Before you have your operation, the health professionals who are treating you will tell you whether you can eat or drink and, if eating and drinking is permitted, what foods and liquids you can have.
Before having an operation, it's likely that you'll be given either a local, or a general, anaesthetic. A local anaesthetic numbs the area that is being treated, so that you don't feel any pain. A general anaesthetic makes you unconscious so that you can't feel anything, and you aren't aware of what's going on during the procedure.
Usually, before having a general anaesthetic, you won't be allowed anything to eat or drink. This is because when you're under anaesthetic. Your body's reflexes are temporarily stopped.
If your stomach has food and drink in it, there's a risk of vomiting, or regurgitation (bringing up food into your throat). If this happens, the regurgitated food could spill into your lungs and affect your breathing, as well as causing damage to your lungs.
If you have a medical condition, such as diabetes, that means you need to eat and drink regularly, you should tell one of the healthcare professionals who is treating you, prior to having an operation. You should also let them know if you are taking any medication.
The amount of time that you have to fast for (go without food or drink) before you have your operation will depend on the procedure that you are having. However, it is usually between 6-8 hours for food, and two hours for fluids.

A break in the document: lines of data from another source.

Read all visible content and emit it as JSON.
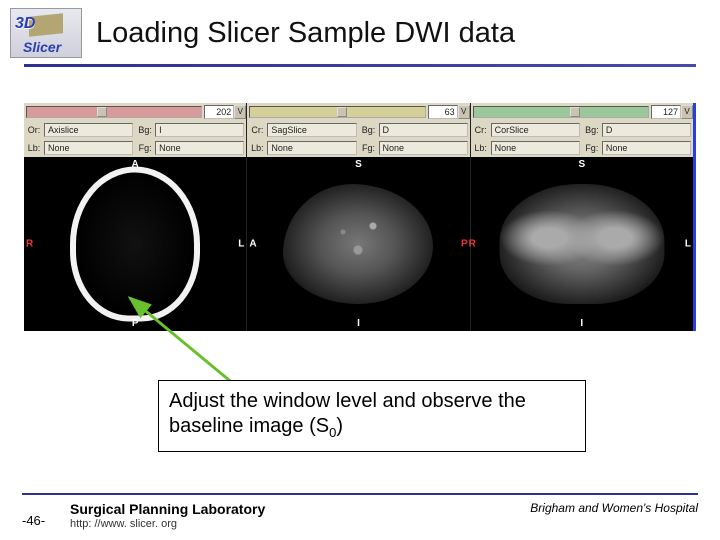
{
  "logo": {
    "top": "3D",
    "bottom": "Slicer"
  },
  "title": "Loading Slicer Sample DWI data",
  "panels": [
    {
      "id": "axial",
      "slice_value": "202",
      "row1": {
        "a_lbl": "Or:",
        "a_val": "Axislice",
        "b_lbl": "Bg:",
        "b_val": "I"
      },
      "row2": {
        "a_lbl": "Lb:",
        "a_val": "None",
        "b_lbl": "Fg:",
        "b_val": "None"
      },
      "orient": {
        "top": "A",
        "bottom": "P",
        "left": "R",
        "right": "L"
      }
    },
    {
      "id": "sagittal",
      "slice_value": "63",
      "row1": {
        "a_lbl": "Cr:",
        "a_val": "SagSlice",
        "b_lbl": "Bg:",
        "b_val": "D"
      },
      "row2": {
        "a_lbl": "Lb:",
        "a_val": "None",
        "b_lbl": "Fg:",
        "b_val": "None"
      },
      "orient": {
        "top": "S",
        "bottom": "I",
        "left": "A",
        "right": "P"
      }
    },
    {
      "id": "coronal",
      "slice_value": "127",
      "row1": {
        "a_lbl": "Cr:",
        "a_val": "CorSlice",
        "b_lbl": "Bg:",
        "b_val": "D"
      },
      "row2": {
        "a_lbl": "Lb:",
        "a_val": "None",
        "b_lbl": "Fg:",
        "b_val": "None"
      },
      "orient": {
        "top": "S",
        "bottom": "I",
        "left": "R",
        "right": "L"
      }
    }
  ],
  "callout_pre": "Adjust the window level and observe the baseline image (S",
  "callout_sub": "0",
  "callout_post": ")",
  "footer": {
    "page": "-46-",
    "lab": "Surgical Planning Laboratory",
    "url": "http: //www. slicer. org",
    "hospital": "Brigham and Women's Hospital"
  },
  "vbtn_glyph": "V"
}
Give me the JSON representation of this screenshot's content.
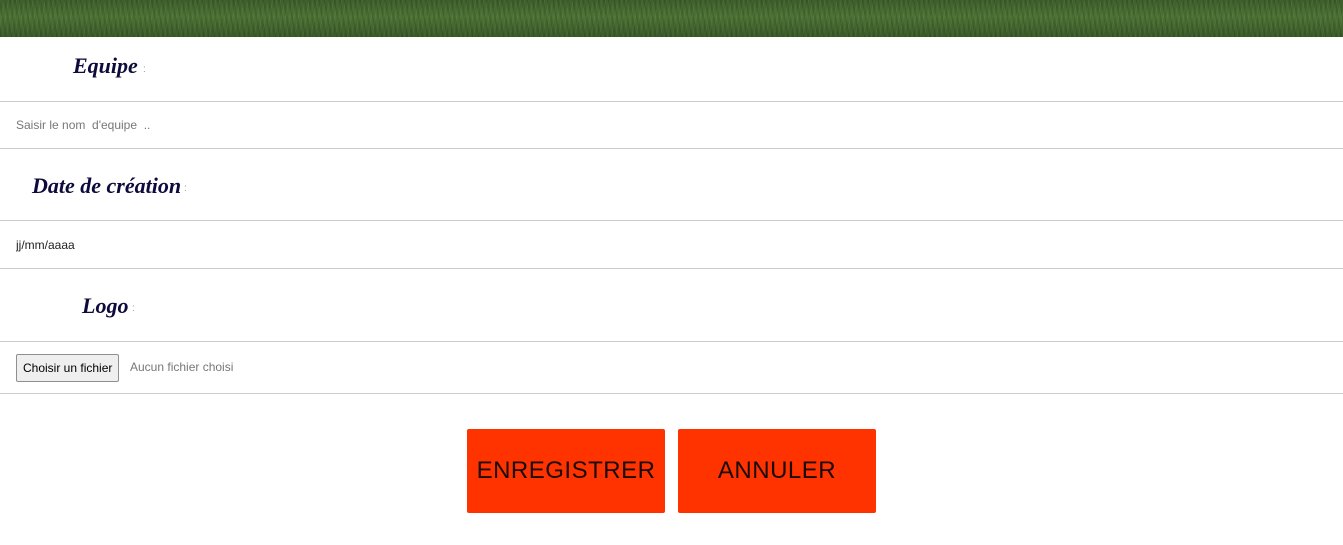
{
  "form": {
    "equipe": {
      "label": "Equipe",
      "colon": ":",
      "placeholder": "Saisir le nom  d'equipe  .."
    },
    "date_creation": {
      "label": "Date de création",
      "colon": ":",
      "value": "jj/mm/aaaa"
    },
    "logo": {
      "label": "Logo",
      "colon": ":",
      "file_button": "Choisir un fichier",
      "file_status": "Aucun fichier choisi"
    }
  },
  "actions": {
    "save": "ENREGISTRER",
    "cancel": "ANNULER"
  },
  "colors": {
    "button_bg": "#ff3300",
    "label_color": "#0d0a3c"
  }
}
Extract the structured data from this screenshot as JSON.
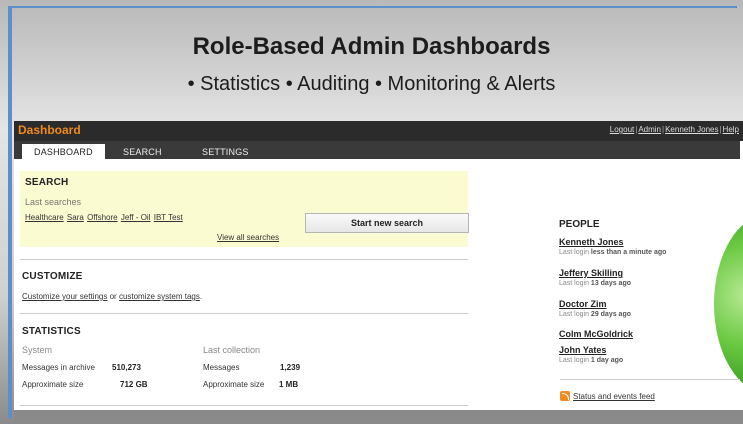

You may be told to avoid certain types of fluids, such as milk, or white tea and coffee, as they have proteins and fats in them which could damage your lungs. Clear fluids, such as water, black tea, or coffee, or processed fruit juices, are usually recommended.
If you are having a local anaesthetic, you should be allowed to eat and drink as normal before you have the procedure.
Last Updated: 17 November 2011